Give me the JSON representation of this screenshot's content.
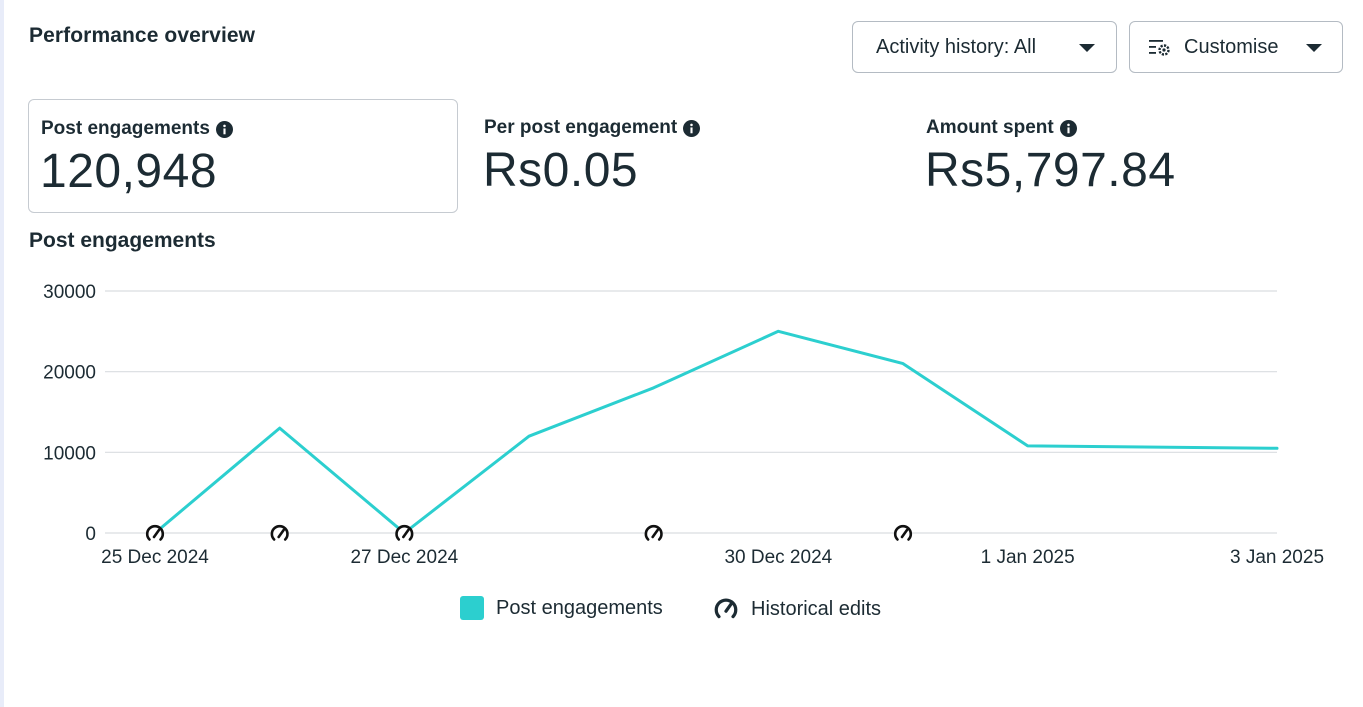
{
  "header": {
    "title": "Performance overview",
    "activity_history_label": "Activity history: All",
    "customise_label": "Customise"
  },
  "metrics": [
    {
      "label": "Post engagements",
      "value": "120,948",
      "selected": true
    },
    {
      "label": "Per post engagement",
      "value": "Rs0.05",
      "selected": false
    },
    {
      "label": "Amount spent",
      "value": "Rs5,797.84",
      "selected": false
    }
  ],
  "icons": {
    "info": "info-icon",
    "dropdown": "caret-down-icon",
    "customise": "filter-settings-icon",
    "historical_edit": "speedometer-edit-icon"
  },
  "colors": {
    "series": "#2ccfcf",
    "text": "#1c2b33",
    "grid": "#dadde1"
  },
  "chart_data": {
    "type": "line",
    "title": "Post engagements",
    "ylim": [
      0,
      30000
    ],
    "y_ticks": [
      0,
      10000,
      20000,
      30000
    ],
    "x": [
      "25 Dec 2024",
      "26 Dec 2024",
      "27 Dec 2024",
      "28 Dec 2024",
      "29 Dec 2024",
      "30 Dec 2024",
      "31 Dec 2024",
      "1 Jan 2025",
      "3 Jan 2025"
    ],
    "x_tick_labels": [
      "25 Dec 2024",
      "27 Dec 2024",
      "30 Dec 2024",
      "1 Jan 2025",
      "3 Jan 2025"
    ],
    "series": [
      {
        "name": "Post engagements",
        "values": [
          0,
          13000,
          0,
          12000,
          18000,
          25000,
          21000,
          10800,
          10500
        ]
      }
    ],
    "historical_edits": [
      "25 Dec 2024",
      "26 Dec 2024",
      "27 Dec 2024",
      "29 Dec 2024",
      "31 Dec 2024"
    ],
    "legend": [
      "Post engagements",
      "Historical edits"
    ],
    "legend_position": "bottom-center",
    "grid": true
  }
}
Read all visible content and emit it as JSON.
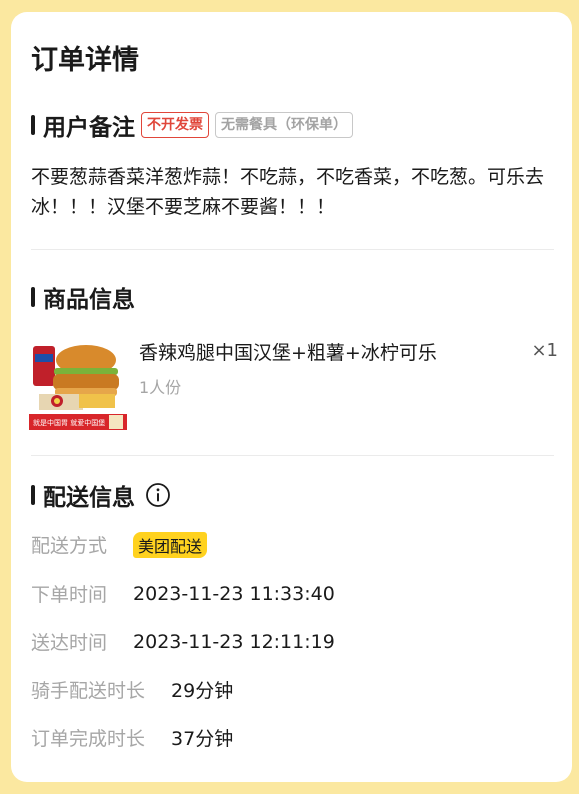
{
  "page": {
    "title": "订单详情"
  },
  "remark": {
    "section_title": "用户备注",
    "tags": [
      "不开发票",
      "无需餐具（环保单）"
    ],
    "text": "不要葱蒜香菜洋葱炸蒜！不吃蒜，不吃香菜，不吃葱。可乐去冰！！！汉堡不要芝麻不要酱！！！"
  },
  "product": {
    "section_title": "商品信息",
    "name": "香辣鸡腿中国汉堡+粗薯+冰柠可乐",
    "quantity": "×1",
    "portion": "1人份",
    "image_caption": "就是中国胃 就爱中国堡"
  },
  "delivery": {
    "section_title": "配送信息",
    "rows": [
      {
        "label": "配送方式",
        "value": "美团配送"
      },
      {
        "label": "下单时间",
        "value": "2023-11-23 11:33:40"
      },
      {
        "label": "送达时间",
        "value": "2023-11-23 12:11:19"
      },
      {
        "label": "骑手配送时长",
        "value": "29分钟"
      },
      {
        "label": "订单完成时长",
        "value": "37分钟"
      }
    ]
  },
  "colors": {
    "page_background": "#fbe8a0",
    "tag_red": "#e0463a",
    "badge_yellow": "#ffd21f",
    "label_gray": "#a6a6a6"
  },
  "icons": {
    "info": "info-circle-icon"
  }
}
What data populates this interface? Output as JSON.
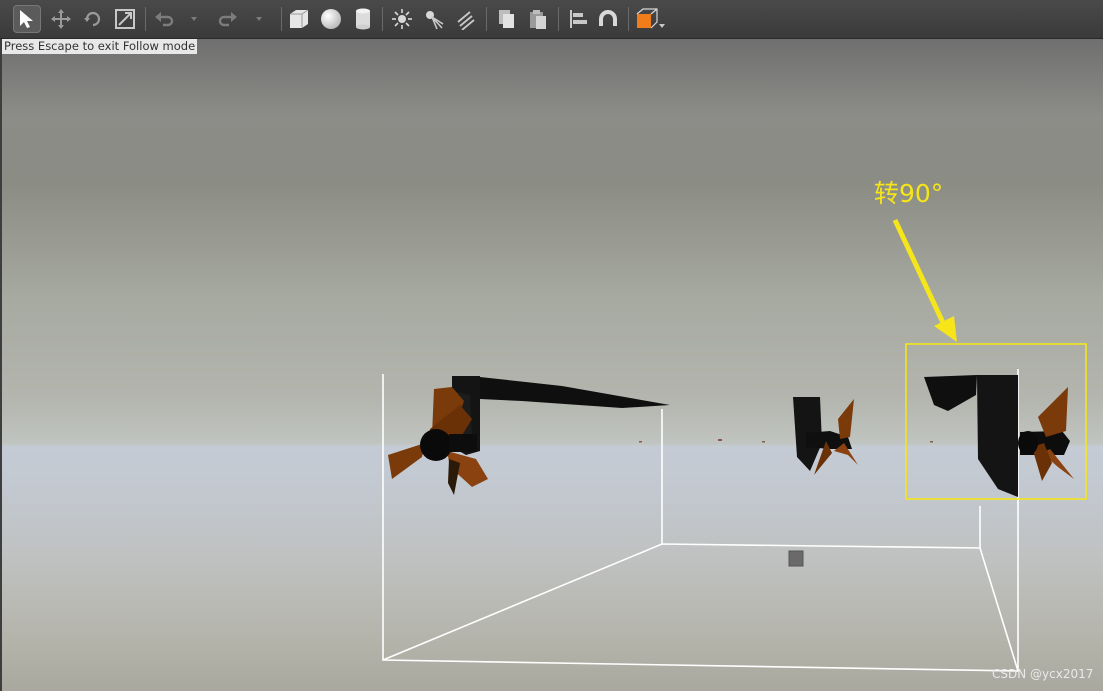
{
  "toolbar": {
    "tools": [
      {
        "id": "select",
        "icon": "arrow-cursor-icon",
        "active": true
      },
      {
        "id": "translate",
        "icon": "move-arrows-icon"
      },
      {
        "id": "rotate",
        "icon": "rotate-icon"
      },
      {
        "id": "scale",
        "icon": "scale-icon"
      },
      {
        "id": "undo",
        "icon": "undo-icon"
      },
      {
        "id": "undo-history",
        "icon": "chevron-down-icon"
      },
      {
        "id": "redo",
        "icon": "redo-icon"
      },
      {
        "id": "redo-history",
        "icon": "chevron-down-icon"
      },
      {
        "id": "box",
        "icon": "box-shape-icon"
      },
      {
        "id": "sphere",
        "icon": "sphere-shape-icon"
      },
      {
        "id": "cylinder",
        "icon": "cylinder-shape-icon"
      },
      {
        "id": "point-light",
        "icon": "point-light-icon"
      },
      {
        "id": "spot-light",
        "icon": "spot-light-icon"
      },
      {
        "id": "directional-light",
        "icon": "directional-light-icon"
      },
      {
        "id": "copy",
        "icon": "copy-icon"
      },
      {
        "id": "paste",
        "icon": "paste-icon"
      },
      {
        "id": "align",
        "icon": "align-icon"
      },
      {
        "id": "snap",
        "icon": "magnet-snap-icon"
      },
      {
        "id": "view-angle",
        "icon": "view-angle-cube-icon"
      }
    ],
    "accent_color": "#f07c1a"
  },
  "status_tip": "Press Escape to exit Follow mode",
  "annotation": {
    "text": "转90°",
    "color": "#f5e51a"
  },
  "watermark": "CSDN @ycx2017",
  "scene": {
    "sky_color": "#8c8c88",
    "ground_color": "#c5cbd4",
    "propeller_color": "#7a3a0a",
    "rudder_color": "#111111",
    "bounding_box_color": "#ffffff"
  }
}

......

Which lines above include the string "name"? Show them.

• _Expected answer_:
        "name": "Post engagements",
    "name": "香辣鸡腿中国汉堡+粗薯+冰柠可乐",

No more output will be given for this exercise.